On September 5, 1902 tragedy struck the college when fire destroyed both the Odeon and the Lyceum. Fall classes opened using the dormitory building. Located at 1227 Elm Street (just south of Music Hall) the Schmidlapp Dormitory was used for years with the student enrollment steadily increasing. In 1911 the College of Music replaced the Odeon and the Lyceum with a single concert facility. Constructed of fireproof materials it had a 700 seat auditorium. In 1921 Mrs. Frederick H Alms purchased the property between Schmidlapp Dormitory and Music Hall for Alms Hall, a new dormitory. This new facility provided a connecting link between all the College of Music buildings and Music Hall. By 1926 The College finally retained control of all the properties. The last building erected by the college was the three-story office and studio building which was dedicated October 11, 1927. This new building faced onto Central Parkway (the other buildings faced Elm Street). You can see this building on the right below. The building you see on the left is the original Odeon building that was not consumed by the fire. The grand staircase seen in one of the cards below was in this building.

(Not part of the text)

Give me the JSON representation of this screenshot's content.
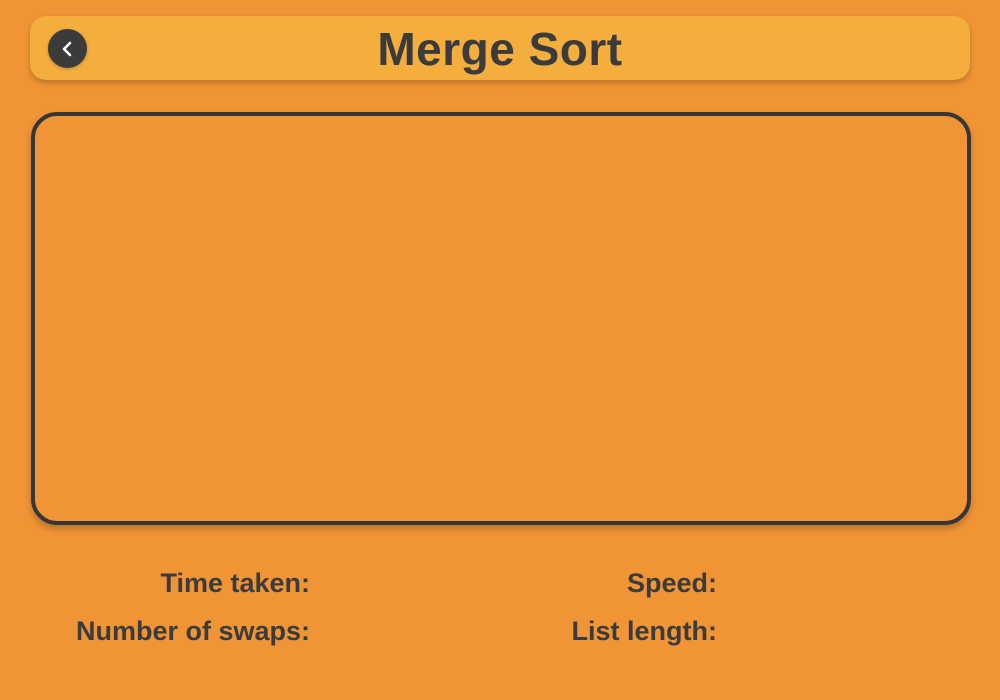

All the buildings except the Administration Building have since been razed for parking lots. Because of a need for more space and a better location the college merged with Cincinnati Conservatory of Music in 1955. In 1962 C.C.M. joined the University of Cincinnati as its 14th college.
Memorial Hall-College Schmidlapp Dormitory Student dorm rooms
Odeon & Music Hall Check out odd looking figures on left in last card.
A. J. Gantvoort Main Staircase Albino Gorno's Studio Orchestra Rehearsal
Albino Gorno was the dean of the college, and senior faculty member.
Chorus Dining Room
FOR MORE OF THESE CARDS